In her new memoir Open Book, Jessica Simpson reveals one of the reasons her marriage to first love Nick Lachey ended was because she didn’t know herself yet.
The first time Jessica Simpson laid eyes on Nick Lachey, she knew.
The two first crossed paths at a Hollywood Christmas party in 1998 and she thought: ‘Hello my life’, according to her upcoming memoir, Open Book.
The pop star glamour couple married in 2002 and because the public was so invested in their fairy tale romance, they were given their own reality show, which chronicled the beginning (and eventually, in 2006, the end) of their high-profile union.
Looking back, Simpson blames the couple’s marriage breakdown, at least in part, on being so young. “I didn’t know myself,” she explains in the book, as per an extract in People.
”I was really young and my success hadn’t really begun,” Simpson says. “[Nick] knew me as this young innocent 18-year-old that had never been introduced to the world in so many ways. I went straight from my father to him. Nick’s very smart. He was eight years older than me, but he was also very young.”
This was only compounded by the non-stop work and ongoing media pressure to be “this perfect golden couple,” she explains. “We really got crushed by the media and by ourselves.”
Thanks to therapy, self-examination and giving up alcohol, Simpson began to learn more about herself over the next few years, she says. In 2010, she met her now-husband Eric Johnson, with whom she has three kids: Maxwell, seven, Ace, six and 10-month-old Birdie. Lachey also got remarried to Vanessa Minnillo Lachey. They have three children together.
Simpson’s story about the end of her first love is a relatable one: most of us eventually outgrow our first loves.

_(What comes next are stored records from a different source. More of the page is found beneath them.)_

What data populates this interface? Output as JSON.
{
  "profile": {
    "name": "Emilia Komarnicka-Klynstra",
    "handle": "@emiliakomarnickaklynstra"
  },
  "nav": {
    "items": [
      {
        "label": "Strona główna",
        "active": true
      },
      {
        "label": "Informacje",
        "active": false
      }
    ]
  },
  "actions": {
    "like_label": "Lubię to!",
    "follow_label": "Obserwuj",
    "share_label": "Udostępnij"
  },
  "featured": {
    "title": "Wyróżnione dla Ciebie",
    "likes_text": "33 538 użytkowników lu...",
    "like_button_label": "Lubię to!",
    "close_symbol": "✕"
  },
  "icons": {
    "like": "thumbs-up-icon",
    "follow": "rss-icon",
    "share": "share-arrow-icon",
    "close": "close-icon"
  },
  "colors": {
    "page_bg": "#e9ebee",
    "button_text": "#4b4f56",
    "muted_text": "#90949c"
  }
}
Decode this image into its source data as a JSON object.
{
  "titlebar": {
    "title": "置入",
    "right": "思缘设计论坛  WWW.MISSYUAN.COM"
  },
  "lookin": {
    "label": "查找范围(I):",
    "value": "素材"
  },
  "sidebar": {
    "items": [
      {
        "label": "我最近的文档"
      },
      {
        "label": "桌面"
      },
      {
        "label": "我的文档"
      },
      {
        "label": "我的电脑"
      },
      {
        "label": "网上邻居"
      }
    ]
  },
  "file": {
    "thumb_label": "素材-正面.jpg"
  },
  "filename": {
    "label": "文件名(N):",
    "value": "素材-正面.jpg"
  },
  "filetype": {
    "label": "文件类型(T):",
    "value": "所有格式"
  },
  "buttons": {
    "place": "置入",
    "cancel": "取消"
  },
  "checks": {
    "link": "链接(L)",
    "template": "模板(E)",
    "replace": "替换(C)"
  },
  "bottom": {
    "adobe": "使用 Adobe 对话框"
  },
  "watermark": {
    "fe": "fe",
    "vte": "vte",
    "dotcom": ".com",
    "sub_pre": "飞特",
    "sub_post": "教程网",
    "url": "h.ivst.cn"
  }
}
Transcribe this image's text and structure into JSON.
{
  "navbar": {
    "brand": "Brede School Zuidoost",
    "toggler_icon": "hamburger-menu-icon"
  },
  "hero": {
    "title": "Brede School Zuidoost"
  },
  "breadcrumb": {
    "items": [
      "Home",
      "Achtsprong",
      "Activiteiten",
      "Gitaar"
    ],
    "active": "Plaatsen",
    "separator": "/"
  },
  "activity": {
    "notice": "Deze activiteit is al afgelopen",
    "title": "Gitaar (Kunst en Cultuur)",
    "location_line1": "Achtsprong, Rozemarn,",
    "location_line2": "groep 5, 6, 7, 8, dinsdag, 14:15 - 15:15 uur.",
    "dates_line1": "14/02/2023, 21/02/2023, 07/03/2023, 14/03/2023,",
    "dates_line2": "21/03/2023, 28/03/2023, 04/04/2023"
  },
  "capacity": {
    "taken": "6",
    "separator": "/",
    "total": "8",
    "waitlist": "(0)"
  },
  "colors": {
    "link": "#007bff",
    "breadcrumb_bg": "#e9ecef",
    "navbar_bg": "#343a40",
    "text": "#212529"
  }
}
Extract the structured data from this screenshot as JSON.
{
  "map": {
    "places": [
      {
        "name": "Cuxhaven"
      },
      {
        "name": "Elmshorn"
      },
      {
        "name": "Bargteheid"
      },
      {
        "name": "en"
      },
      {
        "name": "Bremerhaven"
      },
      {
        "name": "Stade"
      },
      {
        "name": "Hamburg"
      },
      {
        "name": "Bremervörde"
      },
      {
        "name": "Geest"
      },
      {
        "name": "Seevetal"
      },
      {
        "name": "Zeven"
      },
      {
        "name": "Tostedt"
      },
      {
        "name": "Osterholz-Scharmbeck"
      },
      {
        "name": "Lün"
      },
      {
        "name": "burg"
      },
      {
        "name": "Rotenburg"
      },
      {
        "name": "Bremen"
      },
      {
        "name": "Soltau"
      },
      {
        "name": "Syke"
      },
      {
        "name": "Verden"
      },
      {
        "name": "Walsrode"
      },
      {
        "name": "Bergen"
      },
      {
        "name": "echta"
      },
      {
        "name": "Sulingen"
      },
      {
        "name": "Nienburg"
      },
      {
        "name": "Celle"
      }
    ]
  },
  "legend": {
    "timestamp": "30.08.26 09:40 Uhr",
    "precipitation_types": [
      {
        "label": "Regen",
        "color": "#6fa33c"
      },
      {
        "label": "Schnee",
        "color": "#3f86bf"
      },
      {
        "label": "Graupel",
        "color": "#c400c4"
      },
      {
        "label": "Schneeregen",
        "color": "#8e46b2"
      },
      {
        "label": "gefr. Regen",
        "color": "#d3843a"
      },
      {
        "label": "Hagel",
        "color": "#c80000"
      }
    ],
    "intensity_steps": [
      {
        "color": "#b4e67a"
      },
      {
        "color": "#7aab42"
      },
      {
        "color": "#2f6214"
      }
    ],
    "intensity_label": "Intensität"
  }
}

We willingly throw ourselves heart-first, head-last with reckless abandon into these relationships that are intoxicating, formative and yet, for the majority, rarely forever.
Our 20s are such a significant growth period that the idea of committing to someone for eternity is a daunting prospect.
How do you know what you want in a life partner when you don’t know yourself yet? Some do, of course, but most don’t.
And while it can be painful when that relationship ends, it’s often only when we look back, as in Simpson’s case, that we can appreciate the role it played in getting us to where we are now.